Most requests for euthanasia in the Netherlands come from people suffering from cancer. But the number of patients who have dementia, psychiatric disorders, or multiple geriatric syndromes (MGS) is growing steadily.
An article by Dutch physicians that appeared in December in JAMA Internal Medicine examines the kind of geriatric syndromes which motivate a person to ask for euthanasia.
They found that an accumulation of geriatric syndromes alone is insufficient to explain the unbearableness of suffering that leads to a request for euthanasia. All of the patients they studied had been suffering from MGS for several years.
But then came a tipping point – a fall, an infection, a hospitalization, or the loss of a close relative. Falls can often prompt a reflection on life, warning of a future of decline, dependence and isolation.
It was this combination of aches and pains in conjunction with the medical history, life history, personality, and values that gave rise to what the patient experienced as unbearable suffering.
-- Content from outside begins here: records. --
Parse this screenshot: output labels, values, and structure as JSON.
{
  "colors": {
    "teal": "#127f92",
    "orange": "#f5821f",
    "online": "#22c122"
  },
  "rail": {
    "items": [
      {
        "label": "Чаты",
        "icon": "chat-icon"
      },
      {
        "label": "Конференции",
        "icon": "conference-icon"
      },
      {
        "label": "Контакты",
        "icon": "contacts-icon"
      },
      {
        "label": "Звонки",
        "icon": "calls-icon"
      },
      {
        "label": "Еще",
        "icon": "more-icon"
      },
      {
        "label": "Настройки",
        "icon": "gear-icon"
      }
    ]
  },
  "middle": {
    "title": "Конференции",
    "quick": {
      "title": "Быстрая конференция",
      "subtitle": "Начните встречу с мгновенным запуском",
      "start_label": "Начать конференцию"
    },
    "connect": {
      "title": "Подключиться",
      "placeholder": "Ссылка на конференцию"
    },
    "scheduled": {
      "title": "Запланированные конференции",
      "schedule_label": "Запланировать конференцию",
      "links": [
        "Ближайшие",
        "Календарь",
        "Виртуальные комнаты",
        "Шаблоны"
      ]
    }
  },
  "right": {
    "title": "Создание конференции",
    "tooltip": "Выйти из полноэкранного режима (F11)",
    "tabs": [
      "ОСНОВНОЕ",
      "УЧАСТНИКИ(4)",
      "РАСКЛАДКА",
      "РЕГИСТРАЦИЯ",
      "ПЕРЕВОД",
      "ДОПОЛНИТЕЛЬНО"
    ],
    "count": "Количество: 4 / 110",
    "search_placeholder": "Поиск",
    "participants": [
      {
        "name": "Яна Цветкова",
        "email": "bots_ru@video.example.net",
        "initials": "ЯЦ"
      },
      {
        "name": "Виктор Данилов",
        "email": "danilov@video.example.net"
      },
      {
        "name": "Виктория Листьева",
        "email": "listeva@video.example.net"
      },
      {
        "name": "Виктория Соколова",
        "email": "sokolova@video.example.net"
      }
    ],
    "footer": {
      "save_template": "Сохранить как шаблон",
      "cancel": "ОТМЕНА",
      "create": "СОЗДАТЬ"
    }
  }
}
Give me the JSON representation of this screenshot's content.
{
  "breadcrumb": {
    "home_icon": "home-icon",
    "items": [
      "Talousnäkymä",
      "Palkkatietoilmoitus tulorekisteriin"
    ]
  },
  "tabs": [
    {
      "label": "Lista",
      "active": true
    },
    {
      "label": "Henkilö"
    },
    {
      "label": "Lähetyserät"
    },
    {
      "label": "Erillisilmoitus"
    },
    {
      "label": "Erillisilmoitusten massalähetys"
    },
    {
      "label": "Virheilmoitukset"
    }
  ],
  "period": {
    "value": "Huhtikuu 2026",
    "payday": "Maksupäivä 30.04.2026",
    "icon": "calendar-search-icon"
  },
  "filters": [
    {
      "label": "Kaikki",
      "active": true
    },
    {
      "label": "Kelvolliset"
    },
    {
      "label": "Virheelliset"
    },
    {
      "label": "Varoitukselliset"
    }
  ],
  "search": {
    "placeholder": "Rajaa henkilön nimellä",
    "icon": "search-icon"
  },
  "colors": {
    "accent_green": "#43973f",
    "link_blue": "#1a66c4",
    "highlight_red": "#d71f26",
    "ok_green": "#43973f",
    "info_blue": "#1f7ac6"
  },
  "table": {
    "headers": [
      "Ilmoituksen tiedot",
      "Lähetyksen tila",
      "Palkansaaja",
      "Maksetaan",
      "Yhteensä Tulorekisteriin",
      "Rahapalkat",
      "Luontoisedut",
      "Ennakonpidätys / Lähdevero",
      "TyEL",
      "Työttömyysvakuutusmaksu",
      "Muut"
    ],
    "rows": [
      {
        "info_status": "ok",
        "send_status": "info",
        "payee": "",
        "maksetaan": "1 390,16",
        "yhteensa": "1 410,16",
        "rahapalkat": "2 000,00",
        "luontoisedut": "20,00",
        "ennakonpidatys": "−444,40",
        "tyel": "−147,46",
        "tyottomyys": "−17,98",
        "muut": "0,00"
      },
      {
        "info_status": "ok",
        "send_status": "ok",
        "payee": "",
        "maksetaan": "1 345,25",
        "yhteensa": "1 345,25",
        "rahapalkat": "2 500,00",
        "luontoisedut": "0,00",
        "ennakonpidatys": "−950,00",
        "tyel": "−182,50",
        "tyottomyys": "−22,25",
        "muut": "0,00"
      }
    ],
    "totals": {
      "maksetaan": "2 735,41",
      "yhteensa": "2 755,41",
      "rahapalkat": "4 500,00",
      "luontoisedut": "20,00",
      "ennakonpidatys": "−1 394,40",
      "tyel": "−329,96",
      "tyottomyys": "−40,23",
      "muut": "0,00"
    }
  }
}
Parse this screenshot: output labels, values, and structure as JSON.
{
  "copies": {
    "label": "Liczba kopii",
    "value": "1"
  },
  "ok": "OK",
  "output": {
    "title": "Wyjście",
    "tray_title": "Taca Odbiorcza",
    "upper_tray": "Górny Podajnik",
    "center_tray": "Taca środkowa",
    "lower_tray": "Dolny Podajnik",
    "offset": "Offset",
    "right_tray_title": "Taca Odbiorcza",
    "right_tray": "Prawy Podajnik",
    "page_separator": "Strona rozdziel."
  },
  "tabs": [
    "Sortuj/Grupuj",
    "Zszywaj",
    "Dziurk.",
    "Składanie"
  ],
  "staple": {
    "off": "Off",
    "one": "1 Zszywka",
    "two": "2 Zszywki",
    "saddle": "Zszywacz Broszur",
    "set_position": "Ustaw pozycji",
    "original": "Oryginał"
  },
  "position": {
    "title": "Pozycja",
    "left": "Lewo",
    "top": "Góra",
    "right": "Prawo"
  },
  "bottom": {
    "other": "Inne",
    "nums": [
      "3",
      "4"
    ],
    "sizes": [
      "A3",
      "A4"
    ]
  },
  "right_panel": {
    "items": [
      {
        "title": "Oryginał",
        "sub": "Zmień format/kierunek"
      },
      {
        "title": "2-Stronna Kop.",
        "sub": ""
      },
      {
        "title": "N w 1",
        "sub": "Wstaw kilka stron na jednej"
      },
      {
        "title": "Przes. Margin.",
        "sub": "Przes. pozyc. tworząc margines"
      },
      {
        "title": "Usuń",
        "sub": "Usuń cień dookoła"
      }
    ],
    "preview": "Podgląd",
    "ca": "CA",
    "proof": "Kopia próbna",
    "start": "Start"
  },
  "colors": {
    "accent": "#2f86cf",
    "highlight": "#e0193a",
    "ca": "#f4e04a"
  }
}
Their finding also may also explain why, in some exceptional cases, the medical dimension of the suffering can also be based on a single geriatric syndrome that, in combination with social and existential problems associated with that syndrome, may result in unbearable suffering.
In summary, experiences in the social and existential dimensions are intertwined with the medical dimension of suffering.
Editor’s note. Michael Cook is editor of BioEdge where this appeared. Reposted with permission.